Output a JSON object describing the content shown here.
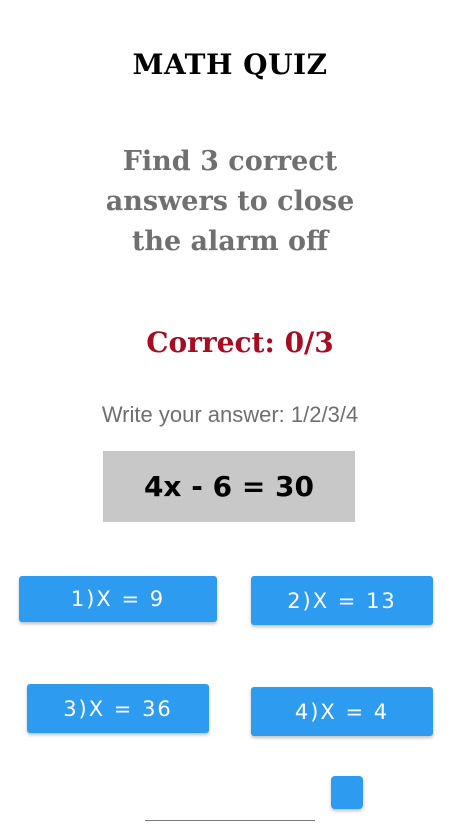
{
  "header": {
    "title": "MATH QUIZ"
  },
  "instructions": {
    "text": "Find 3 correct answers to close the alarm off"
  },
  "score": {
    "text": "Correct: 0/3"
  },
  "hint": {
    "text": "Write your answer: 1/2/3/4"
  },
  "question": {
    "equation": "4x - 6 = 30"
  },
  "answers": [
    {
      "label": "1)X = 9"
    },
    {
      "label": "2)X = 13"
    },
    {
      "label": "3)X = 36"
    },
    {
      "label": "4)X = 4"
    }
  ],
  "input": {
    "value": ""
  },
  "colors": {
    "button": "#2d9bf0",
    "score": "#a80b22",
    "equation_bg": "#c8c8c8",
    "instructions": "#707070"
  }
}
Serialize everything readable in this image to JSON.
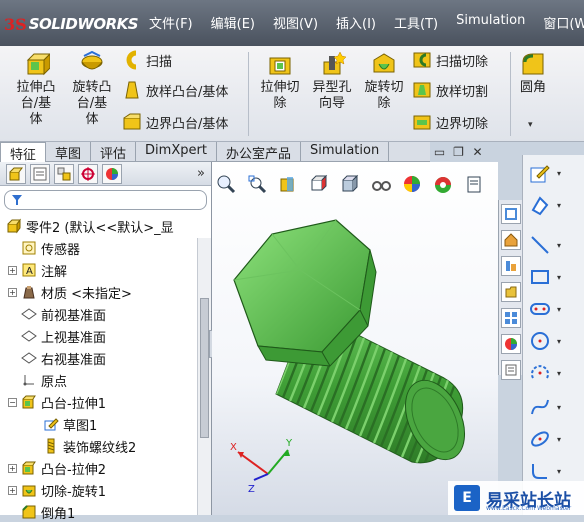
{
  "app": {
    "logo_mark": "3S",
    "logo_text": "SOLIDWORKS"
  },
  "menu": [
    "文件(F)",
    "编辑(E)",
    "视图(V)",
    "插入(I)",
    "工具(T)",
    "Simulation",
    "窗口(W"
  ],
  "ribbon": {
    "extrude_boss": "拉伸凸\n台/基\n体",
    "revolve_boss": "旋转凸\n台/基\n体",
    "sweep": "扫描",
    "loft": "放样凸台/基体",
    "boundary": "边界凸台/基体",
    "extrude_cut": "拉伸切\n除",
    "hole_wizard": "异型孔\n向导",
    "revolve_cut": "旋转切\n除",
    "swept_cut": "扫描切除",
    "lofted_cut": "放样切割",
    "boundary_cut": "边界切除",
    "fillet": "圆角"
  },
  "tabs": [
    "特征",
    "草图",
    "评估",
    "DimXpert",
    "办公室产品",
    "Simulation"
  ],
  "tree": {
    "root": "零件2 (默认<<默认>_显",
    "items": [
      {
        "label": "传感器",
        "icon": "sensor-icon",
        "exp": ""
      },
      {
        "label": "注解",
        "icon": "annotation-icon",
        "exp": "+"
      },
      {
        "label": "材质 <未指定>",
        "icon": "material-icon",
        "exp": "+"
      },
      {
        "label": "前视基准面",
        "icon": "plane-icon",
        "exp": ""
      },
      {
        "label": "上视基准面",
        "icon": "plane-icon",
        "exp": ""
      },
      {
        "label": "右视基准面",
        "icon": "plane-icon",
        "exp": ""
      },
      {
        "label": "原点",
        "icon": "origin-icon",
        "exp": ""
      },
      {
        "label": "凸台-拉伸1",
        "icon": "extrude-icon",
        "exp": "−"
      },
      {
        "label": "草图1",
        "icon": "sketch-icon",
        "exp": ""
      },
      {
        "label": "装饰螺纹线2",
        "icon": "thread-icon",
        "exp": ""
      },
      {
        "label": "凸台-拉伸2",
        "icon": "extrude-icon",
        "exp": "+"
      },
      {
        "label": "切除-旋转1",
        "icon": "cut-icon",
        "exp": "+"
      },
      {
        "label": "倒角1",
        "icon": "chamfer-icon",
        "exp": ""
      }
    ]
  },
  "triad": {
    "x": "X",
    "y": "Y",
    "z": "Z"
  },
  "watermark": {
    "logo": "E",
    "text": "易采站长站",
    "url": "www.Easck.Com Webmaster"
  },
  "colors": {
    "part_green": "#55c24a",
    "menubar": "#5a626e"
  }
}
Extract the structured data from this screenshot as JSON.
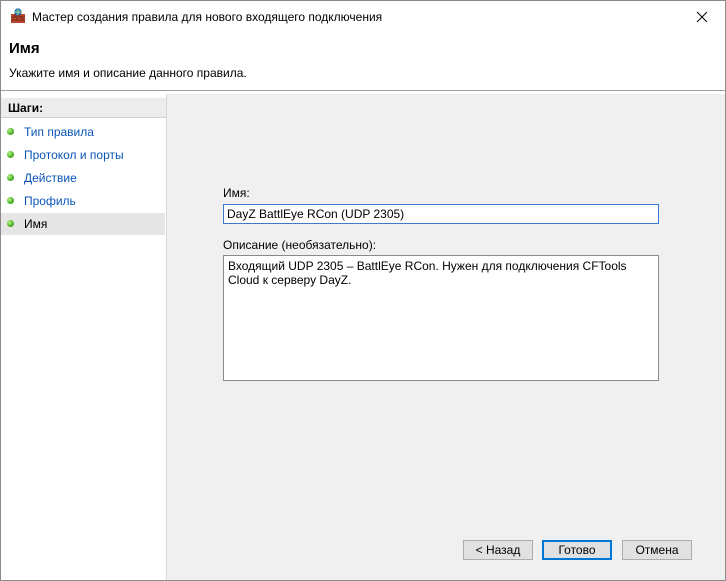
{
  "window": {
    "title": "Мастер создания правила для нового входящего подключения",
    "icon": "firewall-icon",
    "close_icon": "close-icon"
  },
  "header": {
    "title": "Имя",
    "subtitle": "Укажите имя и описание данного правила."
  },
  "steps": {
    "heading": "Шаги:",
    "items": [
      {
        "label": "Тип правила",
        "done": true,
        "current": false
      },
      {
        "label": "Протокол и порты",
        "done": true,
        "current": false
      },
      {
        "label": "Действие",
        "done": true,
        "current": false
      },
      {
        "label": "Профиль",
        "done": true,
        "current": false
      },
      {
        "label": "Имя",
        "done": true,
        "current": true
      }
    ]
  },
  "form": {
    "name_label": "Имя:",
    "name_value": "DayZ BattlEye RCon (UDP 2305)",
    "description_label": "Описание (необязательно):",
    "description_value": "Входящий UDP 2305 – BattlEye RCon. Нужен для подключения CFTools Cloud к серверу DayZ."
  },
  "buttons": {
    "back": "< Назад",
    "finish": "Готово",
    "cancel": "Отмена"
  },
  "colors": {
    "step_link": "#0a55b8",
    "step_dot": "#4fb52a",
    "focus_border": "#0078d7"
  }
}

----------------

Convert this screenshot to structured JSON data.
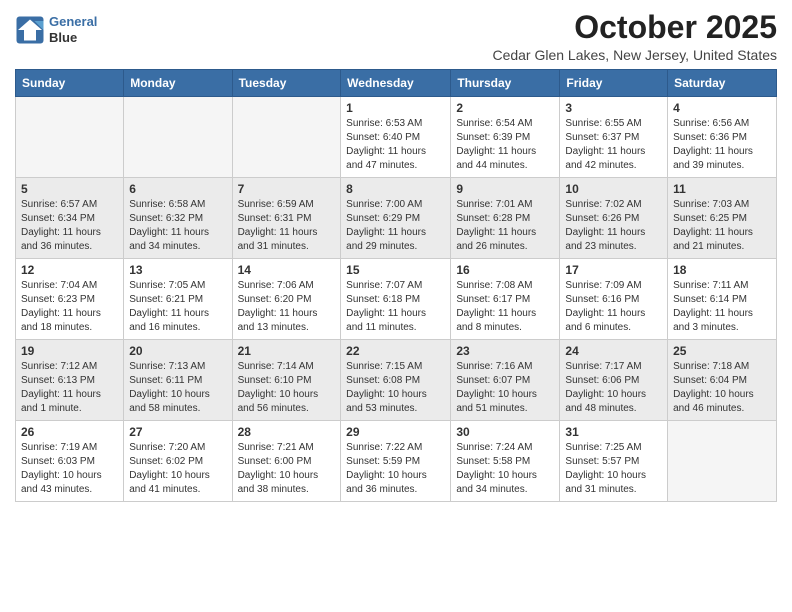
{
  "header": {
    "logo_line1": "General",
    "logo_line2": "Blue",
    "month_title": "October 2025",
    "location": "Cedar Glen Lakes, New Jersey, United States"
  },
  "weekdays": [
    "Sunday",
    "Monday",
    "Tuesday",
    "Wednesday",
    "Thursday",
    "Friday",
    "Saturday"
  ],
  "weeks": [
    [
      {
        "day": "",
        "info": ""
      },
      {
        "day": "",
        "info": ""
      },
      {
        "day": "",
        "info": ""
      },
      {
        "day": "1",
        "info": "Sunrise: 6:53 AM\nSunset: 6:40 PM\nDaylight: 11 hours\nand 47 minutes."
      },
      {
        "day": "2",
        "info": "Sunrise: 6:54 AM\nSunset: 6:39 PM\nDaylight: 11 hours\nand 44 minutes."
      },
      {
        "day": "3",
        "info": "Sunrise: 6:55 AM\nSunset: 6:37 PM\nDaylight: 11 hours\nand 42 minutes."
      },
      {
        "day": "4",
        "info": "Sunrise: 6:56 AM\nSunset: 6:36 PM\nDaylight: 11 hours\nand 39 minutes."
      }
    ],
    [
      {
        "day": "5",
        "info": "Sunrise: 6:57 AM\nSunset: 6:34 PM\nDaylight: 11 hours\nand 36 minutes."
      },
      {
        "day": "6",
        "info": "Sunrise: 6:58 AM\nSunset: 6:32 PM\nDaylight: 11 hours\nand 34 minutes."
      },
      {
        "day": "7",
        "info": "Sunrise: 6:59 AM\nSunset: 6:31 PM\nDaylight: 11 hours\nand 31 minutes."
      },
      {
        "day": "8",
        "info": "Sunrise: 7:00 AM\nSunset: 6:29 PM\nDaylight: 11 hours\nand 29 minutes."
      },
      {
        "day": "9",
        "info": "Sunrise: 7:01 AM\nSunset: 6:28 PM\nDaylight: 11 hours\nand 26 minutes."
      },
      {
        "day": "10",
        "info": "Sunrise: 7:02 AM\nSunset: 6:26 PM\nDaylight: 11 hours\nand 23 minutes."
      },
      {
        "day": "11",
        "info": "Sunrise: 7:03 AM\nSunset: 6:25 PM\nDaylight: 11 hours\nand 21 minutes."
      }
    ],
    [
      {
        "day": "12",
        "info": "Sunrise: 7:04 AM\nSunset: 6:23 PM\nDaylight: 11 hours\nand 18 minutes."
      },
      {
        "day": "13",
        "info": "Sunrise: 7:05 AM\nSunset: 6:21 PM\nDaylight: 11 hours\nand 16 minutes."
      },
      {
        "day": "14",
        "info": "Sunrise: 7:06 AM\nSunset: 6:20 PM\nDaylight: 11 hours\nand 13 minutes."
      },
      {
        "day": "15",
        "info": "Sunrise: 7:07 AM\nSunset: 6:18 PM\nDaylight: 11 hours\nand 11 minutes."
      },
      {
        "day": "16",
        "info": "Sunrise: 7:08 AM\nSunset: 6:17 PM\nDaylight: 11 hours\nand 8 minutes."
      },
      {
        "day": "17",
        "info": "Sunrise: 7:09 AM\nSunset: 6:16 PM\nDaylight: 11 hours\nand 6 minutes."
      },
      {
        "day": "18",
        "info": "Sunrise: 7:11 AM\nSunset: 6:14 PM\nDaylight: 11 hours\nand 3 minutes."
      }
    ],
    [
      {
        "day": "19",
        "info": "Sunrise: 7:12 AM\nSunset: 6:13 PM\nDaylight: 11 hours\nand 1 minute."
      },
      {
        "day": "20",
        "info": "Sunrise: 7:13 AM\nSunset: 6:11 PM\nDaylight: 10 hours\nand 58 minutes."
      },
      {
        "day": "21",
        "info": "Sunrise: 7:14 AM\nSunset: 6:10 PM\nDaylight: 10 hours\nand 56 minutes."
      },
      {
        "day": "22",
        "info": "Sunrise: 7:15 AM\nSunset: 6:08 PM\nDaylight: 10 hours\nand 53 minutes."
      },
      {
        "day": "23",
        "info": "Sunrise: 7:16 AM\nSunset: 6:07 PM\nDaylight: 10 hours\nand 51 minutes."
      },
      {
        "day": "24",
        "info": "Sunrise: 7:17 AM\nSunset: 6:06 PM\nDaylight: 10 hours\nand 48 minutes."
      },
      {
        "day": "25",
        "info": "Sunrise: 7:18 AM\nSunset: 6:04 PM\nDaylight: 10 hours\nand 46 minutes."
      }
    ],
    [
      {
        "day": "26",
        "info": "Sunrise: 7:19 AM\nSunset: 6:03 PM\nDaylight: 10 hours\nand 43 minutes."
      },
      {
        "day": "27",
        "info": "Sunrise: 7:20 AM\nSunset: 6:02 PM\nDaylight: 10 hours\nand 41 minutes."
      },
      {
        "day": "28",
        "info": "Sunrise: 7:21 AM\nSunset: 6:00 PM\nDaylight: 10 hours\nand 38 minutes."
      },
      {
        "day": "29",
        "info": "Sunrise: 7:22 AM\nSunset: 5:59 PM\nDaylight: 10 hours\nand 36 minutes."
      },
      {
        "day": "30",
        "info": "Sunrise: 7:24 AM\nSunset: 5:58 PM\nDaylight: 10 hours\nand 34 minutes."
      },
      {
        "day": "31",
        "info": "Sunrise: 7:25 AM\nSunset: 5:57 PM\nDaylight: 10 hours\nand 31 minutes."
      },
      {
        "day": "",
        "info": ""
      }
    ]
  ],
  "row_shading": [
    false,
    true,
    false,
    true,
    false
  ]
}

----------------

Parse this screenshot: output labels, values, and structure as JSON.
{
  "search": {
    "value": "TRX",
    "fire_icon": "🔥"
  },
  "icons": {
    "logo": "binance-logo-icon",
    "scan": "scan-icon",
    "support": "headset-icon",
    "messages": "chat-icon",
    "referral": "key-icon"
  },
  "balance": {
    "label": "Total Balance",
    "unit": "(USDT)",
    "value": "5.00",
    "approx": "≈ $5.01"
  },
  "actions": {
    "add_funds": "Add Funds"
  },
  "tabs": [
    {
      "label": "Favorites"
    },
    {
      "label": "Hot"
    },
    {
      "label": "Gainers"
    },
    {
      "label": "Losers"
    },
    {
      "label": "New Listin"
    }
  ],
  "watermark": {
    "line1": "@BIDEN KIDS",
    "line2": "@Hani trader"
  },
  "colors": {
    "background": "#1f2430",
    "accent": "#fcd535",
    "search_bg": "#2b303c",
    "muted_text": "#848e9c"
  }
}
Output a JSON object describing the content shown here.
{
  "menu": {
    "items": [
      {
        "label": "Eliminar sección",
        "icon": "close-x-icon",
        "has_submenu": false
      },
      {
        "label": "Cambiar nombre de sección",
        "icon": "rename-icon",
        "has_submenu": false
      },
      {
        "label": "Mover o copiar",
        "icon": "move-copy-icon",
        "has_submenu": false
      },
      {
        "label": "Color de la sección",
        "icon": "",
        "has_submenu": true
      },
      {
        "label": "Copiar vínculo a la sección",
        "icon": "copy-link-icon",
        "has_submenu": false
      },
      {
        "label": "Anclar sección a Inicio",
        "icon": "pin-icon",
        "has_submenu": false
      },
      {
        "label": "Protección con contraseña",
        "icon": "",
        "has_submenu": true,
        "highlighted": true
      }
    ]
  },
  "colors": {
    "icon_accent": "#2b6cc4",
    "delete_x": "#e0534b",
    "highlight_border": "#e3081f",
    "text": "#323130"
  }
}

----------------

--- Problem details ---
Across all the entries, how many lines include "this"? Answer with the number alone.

--- Task response ---
4